- **INPUT DATA**
============================================================
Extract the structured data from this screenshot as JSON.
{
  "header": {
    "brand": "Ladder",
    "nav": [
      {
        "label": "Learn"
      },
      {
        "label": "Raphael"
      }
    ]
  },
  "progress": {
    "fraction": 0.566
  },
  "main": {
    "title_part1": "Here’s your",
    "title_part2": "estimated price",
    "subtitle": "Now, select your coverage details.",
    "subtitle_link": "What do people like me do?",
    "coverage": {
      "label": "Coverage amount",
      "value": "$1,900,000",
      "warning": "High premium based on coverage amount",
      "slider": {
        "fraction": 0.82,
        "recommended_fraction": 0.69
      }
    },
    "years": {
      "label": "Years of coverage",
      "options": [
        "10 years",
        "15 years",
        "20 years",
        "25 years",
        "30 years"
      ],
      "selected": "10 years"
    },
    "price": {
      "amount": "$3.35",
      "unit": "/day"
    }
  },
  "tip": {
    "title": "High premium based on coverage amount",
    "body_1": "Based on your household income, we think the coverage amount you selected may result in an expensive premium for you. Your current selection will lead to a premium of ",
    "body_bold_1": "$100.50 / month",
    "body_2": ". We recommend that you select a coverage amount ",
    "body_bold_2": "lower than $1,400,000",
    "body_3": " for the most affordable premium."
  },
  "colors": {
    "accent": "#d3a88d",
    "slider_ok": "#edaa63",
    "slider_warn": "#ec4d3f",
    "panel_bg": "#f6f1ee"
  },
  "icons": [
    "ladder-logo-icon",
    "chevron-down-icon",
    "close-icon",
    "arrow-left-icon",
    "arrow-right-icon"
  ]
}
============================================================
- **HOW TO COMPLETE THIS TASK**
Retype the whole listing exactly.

- **SOLUTION FOR THIS PROBLEM**
Extract the structured data from this screenshot as JSON.
{
  "header": {
    "brand": "Ladder",
    "nav": [
      {
        "label": "Learn"
      },
      {
        "label": "Raphael"
      }
    ]
  },
  "progress": {
    "fraction": 0.566
  },
  "main": {
    "title_part1": "Here’s your",
    "title_part2": "estimated price",
    "subtitle": "Now, select your coverage details.",
    "subtitle_link": "What do people like me do?",
    "coverage": {
      "label": "Coverage amount",
      "value": "$1,900,000",
      "warning": "High premium based on coverage amount",
      "slider": {
        "fraction": 0.82,
        "recommended_fraction": 0.69
      }
    },
    "years": {
      "label": "Years of coverage",
      "options": [
        "10 years",
        "15 years",
        "20 years",
        "25 years",
        "30 years"
      ],
      "selected": "10 years"
    },
    "price": {
      "amount": "$3.35",
      "unit": "/day"
    }
  },
  "tip": {
    "title": "High premium based on coverage amount",
    "body_1": "Based on your household income, we think the coverage amount you selected may result in an expensive premium for you. Your current selection will lead to a premium of ",
    "body_bold_1": "$100.50 / month",
    "body_2": ". We recommend that you select a coverage amount ",
    "body_bold_2": "lower than $1,400,000",
    "body_3": " for the most affordable premium."
  },
  "colors": {
    "accent": "#d3a88d",
    "slider_ok": "#edaa63",
    "slider_warn": "#ec4d3f",
    "panel_bg": "#f6f1ee"
  },
  "icons": [
    "ladder-logo-icon",
    "chevron-down-icon",
    "close-icon",
    "arrow-left-icon",
    "arrow-right-icon"
  ]
}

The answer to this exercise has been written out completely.